Your objective. Answer with only the number of lines below where "Center" appears.
* * *
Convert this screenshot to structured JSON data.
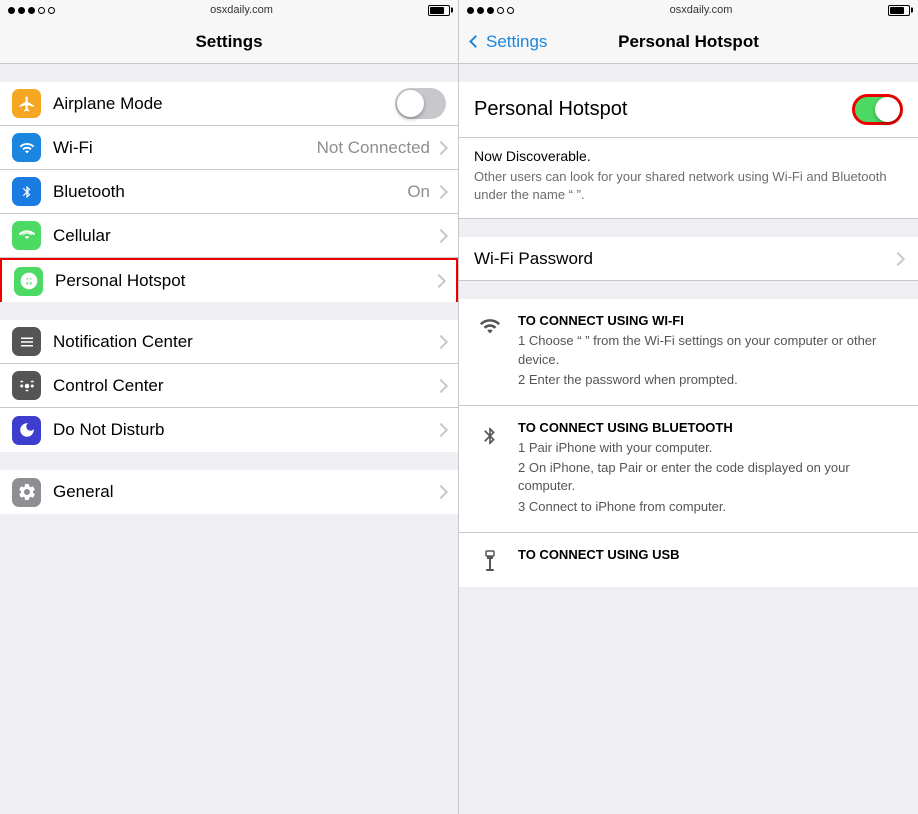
{
  "left": {
    "statusBar": {
      "url": "osxdaily.com",
      "dots": [
        "filled",
        "filled",
        "filled",
        "empty",
        "empty"
      ]
    },
    "navTitle": "Settings",
    "rows": [
      {
        "id": "airplane",
        "label": "Airplane Mode",
        "iconColor": "orange",
        "iconType": "airplane",
        "control": "toggle",
        "value": ""
      },
      {
        "id": "wifi",
        "label": "Wi-Fi",
        "iconColor": "blue",
        "iconType": "wifi",
        "control": "chevron",
        "value": "Not Connected"
      },
      {
        "id": "bluetooth",
        "label": "Bluetooth",
        "iconColor": "blue-dark",
        "iconType": "bluetooth",
        "control": "chevron",
        "value": "On"
      },
      {
        "id": "cellular",
        "label": "Cellular",
        "iconColor": "green-dark",
        "iconType": "cellular",
        "control": "chevron",
        "value": ""
      },
      {
        "id": "hotspot",
        "label": "Personal Hotspot",
        "iconColor": "green",
        "iconType": "hotspot",
        "control": "chevron",
        "value": "",
        "highlight": true
      },
      {
        "id": "notification",
        "label": "Notification Center",
        "iconColor": "dark-gray",
        "iconType": "notification",
        "control": "chevron",
        "value": ""
      },
      {
        "id": "control",
        "label": "Control Center",
        "iconColor": "dark-gray2",
        "iconType": "control",
        "control": "chevron",
        "value": ""
      },
      {
        "id": "dnd",
        "label": "Do Not Disturb",
        "iconColor": "indigo-dark",
        "iconType": "moon",
        "control": "chevron",
        "value": ""
      },
      {
        "id": "general",
        "label": "General",
        "iconColor": "gear-gray",
        "iconType": "gear",
        "control": "chevron",
        "value": ""
      }
    ]
  },
  "right": {
    "statusBar": {
      "url": "osxdaily.com",
      "dots": [
        "filled",
        "filled",
        "filled",
        "empty",
        "empty"
      ]
    },
    "backLabel": "Settings",
    "navTitle": "Personal Hotspot",
    "hotspot": {
      "label": "Personal Hotspot",
      "enabled": true
    },
    "discoverable": {
      "title": "Now Discoverable.",
      "desc": "Other users can look for your shared network using Wi-Fi and Bluetooth under the name “                ”."
    },
    "wifiPassword": {
      "label": "Wi-Fi Password"
    },
    "connectSections": [
      {
        "iconType": "wifi",
        "title": "TO CONNECT USING WI-FI",
        "steps": [
          "1 Choose “                ” from the Wi-Fi settings on your computer or other device.",
          "2 Enter the password when prompted."
        ]
      },
      {
        "iconType": "bluetooth",
        "title": "TO CONNECT USING BLUETOOTH",
        "steps": [
          "1 Pair iPhone with your computer.",
          "2 On iPhone, tap Pair or enter the code displayed on your computer.",
          "3 Connect to iPhone from computer."
        ]
      },
      {
        "iconType": "usb",
        "title": "TO CONNECT USING USB",
        "steps": []
      }
    ]
  }
}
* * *
Problem solution. 2